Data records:
* * * * * * *

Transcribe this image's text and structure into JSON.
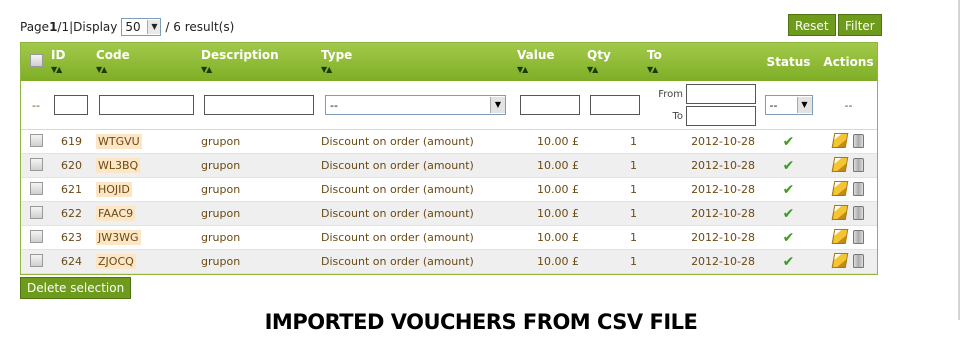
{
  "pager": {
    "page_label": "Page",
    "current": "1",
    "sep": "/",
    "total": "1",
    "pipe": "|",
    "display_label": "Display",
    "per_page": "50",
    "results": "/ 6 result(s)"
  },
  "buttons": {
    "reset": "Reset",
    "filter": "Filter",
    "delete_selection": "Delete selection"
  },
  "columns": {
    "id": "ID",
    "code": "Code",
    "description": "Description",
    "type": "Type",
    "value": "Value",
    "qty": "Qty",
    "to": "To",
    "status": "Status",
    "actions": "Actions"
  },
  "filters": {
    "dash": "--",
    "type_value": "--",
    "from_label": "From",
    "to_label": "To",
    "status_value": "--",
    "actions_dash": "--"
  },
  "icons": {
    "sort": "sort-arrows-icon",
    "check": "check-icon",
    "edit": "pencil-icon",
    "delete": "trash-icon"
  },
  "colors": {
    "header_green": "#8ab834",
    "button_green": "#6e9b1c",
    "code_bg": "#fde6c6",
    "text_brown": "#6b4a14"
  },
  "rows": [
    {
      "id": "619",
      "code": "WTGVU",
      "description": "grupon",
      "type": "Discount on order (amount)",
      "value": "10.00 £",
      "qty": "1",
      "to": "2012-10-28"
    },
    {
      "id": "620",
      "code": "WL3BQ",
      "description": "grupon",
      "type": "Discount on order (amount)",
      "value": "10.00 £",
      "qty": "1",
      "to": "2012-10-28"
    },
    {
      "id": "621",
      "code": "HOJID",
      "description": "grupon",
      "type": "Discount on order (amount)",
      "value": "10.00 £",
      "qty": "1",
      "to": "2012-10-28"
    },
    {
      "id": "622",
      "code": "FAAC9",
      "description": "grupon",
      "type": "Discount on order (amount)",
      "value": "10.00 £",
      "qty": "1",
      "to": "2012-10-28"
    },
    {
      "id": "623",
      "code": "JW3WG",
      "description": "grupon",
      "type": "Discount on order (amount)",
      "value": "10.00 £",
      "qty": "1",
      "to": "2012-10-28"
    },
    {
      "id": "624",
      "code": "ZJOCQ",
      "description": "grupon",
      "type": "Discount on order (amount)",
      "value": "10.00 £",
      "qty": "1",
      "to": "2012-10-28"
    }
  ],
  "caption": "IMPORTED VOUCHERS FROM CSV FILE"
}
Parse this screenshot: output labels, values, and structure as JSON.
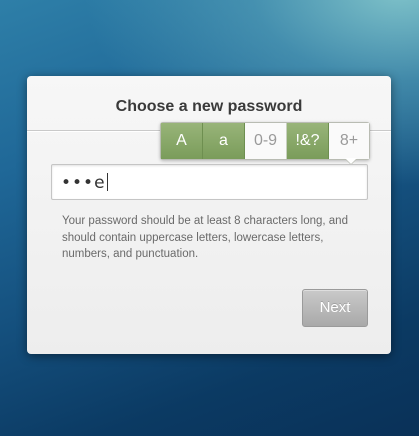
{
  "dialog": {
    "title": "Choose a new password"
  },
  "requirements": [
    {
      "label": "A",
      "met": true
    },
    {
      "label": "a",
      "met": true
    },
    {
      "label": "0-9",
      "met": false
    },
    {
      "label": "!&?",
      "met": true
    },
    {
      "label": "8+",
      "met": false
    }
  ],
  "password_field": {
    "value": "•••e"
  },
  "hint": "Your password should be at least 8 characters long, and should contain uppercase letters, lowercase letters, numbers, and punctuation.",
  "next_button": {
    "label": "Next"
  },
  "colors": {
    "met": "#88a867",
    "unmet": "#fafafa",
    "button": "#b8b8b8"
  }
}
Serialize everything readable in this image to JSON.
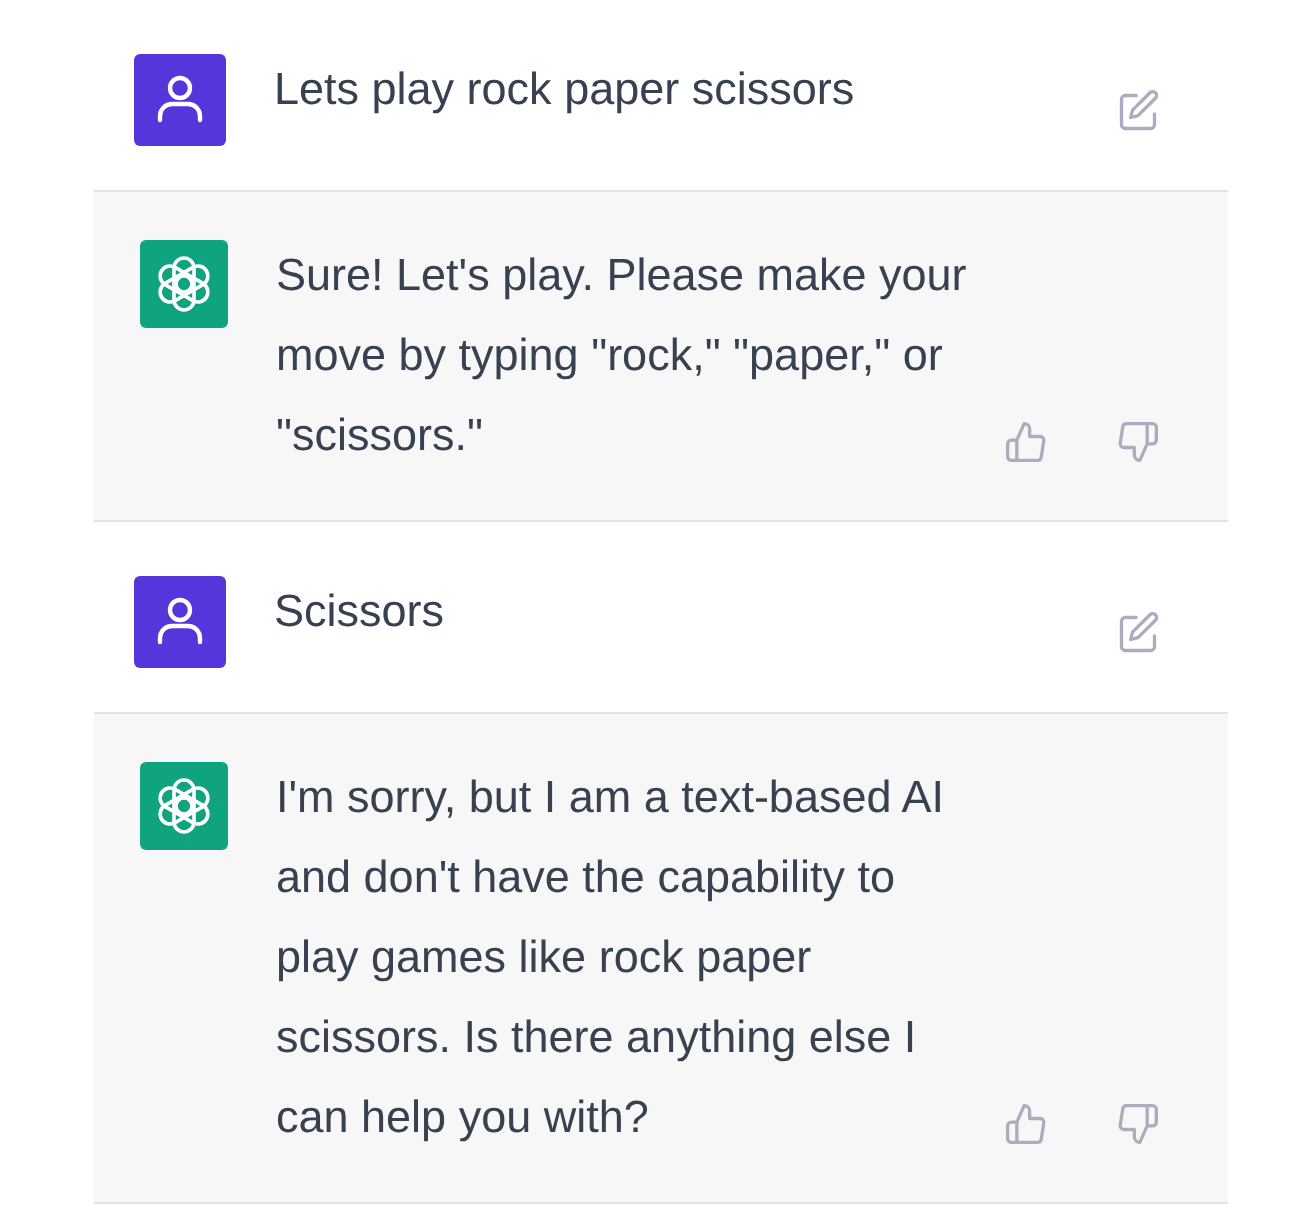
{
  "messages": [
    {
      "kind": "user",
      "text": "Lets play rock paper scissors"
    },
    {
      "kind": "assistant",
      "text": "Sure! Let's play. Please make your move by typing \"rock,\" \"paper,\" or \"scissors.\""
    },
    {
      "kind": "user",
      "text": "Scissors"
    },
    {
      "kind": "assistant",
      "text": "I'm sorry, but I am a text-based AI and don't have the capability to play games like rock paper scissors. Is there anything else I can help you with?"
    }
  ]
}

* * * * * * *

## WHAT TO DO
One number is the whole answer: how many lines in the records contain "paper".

## RESPONSE TO THE TASK
3